|Wingspan||14.2 cm||5.59 in||Approx|
- Constructed with metal and plastic components
- Undercarriage fixed extended
- Display stand included.
Gemini Jets G2KLM847 – 1/200 Scale McDonnell Douglas DC-9-32, KLM
Gemini Jets diecast model G2KLM847 replicates in 1/200 scale the McDonnell Douglas DC-9-32, registration PH-DNG in the 1960s livery of KLM Royal Dutch Airlines.
KLM Royal Dutch Airlines
KLM Royal Dutch Airlines (Koninklijke Luchtvaart Maatschappij N.V) is the flag carrier of the Netherlands. Founded on October 7, 1919, it is the oldest airline in the world still operating under its original name. It merged with Air France in May 2004 and created Air France-KLM. Both Air France and KLM continue to fly under their original names. Subsidiary airlines are KLM Cityhopper, KLM Asia, Martinair and Transavia.
McDonnell Douglas DC-9
The McDonnell Douglas DC-9 is an American twin turbofan, narrow-bodied, short to medium range airliner. It first flew on February 25, 1965, entering service in December with Delta Air Lines. Designed to operate from short runways with less ground infrastructure. In US military service the type received the designation of C-9. Built-in several variants, production ended in 1982 with 976 built. Developed into the MD-80, MD-90, MD-95 and finally the Boeing 717.
Airframe construction is mainly of aluminium alloy with a semi-monocoque fuselage with built-in airstairs, the low mounted wings and T-tail assembly are of cantilever design with sweep back. The retractable undercarriage is a tricycle type mount to the wing roots, folding inwards into the fuselage; the steerable nose wheel retracts rearward. Flight crew consists of a pilot and copilot, and the passenger cabin typically seats 80 to 139 passengers depending on variant and seating arrangement.

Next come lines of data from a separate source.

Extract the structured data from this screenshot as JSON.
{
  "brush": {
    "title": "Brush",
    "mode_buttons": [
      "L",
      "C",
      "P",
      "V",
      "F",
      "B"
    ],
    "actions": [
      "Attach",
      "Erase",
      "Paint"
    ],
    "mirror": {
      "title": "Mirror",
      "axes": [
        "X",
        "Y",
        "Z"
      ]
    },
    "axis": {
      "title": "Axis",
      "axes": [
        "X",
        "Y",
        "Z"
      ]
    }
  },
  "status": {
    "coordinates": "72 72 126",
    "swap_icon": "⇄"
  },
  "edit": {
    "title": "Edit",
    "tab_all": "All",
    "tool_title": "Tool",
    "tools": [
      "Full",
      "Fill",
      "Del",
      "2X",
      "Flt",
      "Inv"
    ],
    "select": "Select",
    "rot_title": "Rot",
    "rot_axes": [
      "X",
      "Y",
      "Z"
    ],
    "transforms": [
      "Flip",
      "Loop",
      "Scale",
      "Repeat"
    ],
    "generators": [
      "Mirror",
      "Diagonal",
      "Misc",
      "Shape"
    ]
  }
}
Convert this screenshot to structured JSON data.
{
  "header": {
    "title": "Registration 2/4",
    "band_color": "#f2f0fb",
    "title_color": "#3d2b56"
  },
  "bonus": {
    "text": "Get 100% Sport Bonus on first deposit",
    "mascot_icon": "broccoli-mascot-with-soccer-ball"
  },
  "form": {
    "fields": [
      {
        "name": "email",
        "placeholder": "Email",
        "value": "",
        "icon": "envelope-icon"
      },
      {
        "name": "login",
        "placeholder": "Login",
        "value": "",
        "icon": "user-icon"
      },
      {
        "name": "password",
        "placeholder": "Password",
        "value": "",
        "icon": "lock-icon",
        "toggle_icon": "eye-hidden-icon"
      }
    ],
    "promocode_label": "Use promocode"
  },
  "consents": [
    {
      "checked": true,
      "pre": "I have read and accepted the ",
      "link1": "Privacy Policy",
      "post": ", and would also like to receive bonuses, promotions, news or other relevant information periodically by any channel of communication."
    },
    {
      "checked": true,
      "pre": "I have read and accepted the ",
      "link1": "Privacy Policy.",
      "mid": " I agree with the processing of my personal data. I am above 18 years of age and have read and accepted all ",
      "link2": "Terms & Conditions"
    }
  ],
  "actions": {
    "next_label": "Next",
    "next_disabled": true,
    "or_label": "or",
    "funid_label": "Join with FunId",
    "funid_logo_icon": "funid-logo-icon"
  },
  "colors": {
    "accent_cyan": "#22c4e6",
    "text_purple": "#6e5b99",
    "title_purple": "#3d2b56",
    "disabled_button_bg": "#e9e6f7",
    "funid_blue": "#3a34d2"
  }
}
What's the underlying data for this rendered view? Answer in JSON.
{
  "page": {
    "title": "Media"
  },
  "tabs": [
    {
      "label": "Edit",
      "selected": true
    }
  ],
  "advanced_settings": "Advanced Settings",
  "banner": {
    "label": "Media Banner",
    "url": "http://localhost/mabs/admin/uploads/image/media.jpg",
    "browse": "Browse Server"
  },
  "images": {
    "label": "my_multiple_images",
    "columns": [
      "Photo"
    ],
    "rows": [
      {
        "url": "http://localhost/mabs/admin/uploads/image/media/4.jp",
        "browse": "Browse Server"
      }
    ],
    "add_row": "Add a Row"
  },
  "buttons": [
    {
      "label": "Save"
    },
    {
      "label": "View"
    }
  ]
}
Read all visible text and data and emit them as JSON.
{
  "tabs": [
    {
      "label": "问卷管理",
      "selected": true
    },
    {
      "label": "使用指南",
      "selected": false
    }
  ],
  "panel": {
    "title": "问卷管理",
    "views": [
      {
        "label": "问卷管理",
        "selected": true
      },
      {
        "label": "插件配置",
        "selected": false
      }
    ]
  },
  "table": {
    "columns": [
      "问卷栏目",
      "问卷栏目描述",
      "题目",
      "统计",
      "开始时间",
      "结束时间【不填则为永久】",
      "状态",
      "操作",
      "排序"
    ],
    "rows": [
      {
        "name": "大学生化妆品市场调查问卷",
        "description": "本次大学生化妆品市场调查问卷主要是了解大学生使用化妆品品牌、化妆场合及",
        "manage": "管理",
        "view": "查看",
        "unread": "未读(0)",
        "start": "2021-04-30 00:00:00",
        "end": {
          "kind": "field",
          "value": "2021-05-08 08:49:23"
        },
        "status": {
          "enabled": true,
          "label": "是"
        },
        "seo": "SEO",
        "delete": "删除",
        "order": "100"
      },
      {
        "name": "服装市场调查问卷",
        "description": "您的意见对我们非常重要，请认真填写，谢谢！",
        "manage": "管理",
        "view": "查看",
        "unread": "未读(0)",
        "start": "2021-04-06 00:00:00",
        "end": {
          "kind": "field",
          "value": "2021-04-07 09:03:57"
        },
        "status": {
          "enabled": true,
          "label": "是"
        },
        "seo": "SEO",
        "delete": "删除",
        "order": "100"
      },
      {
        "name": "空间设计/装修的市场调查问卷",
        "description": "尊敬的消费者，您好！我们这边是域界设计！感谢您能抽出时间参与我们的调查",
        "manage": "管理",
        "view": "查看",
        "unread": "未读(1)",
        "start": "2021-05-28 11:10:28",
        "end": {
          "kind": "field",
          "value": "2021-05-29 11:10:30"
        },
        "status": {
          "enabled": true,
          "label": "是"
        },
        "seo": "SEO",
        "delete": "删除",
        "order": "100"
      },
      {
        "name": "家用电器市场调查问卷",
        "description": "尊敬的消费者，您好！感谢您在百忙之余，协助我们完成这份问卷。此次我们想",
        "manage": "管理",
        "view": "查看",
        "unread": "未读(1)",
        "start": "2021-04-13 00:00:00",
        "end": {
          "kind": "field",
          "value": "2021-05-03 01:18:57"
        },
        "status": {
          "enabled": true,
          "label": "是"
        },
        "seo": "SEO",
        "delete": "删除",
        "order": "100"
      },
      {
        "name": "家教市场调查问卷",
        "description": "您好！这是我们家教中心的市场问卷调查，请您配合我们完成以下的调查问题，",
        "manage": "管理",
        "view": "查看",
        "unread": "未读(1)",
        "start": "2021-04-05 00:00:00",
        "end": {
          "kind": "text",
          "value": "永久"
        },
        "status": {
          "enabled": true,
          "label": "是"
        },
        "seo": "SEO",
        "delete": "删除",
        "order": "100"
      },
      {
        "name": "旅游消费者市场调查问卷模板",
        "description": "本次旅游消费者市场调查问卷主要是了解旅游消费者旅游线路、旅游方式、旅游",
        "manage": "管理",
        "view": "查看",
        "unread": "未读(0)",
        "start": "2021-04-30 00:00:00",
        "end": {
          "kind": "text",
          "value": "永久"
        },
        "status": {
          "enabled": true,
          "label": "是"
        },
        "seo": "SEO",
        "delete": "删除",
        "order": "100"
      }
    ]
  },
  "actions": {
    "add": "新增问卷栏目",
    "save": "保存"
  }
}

It is powered by two Pratt & Whitney JT8D low-bypass turbofan engines mounted on pylons, one on each side of the rear fuselage. The DC-9-30 has a cruise speed of 907 km/h (564 mph), a maximum speed of 926 km/h (575 mph), a 10,670 m (35,000 ft) service ceiling and a range of 3,095 km (1923 mi).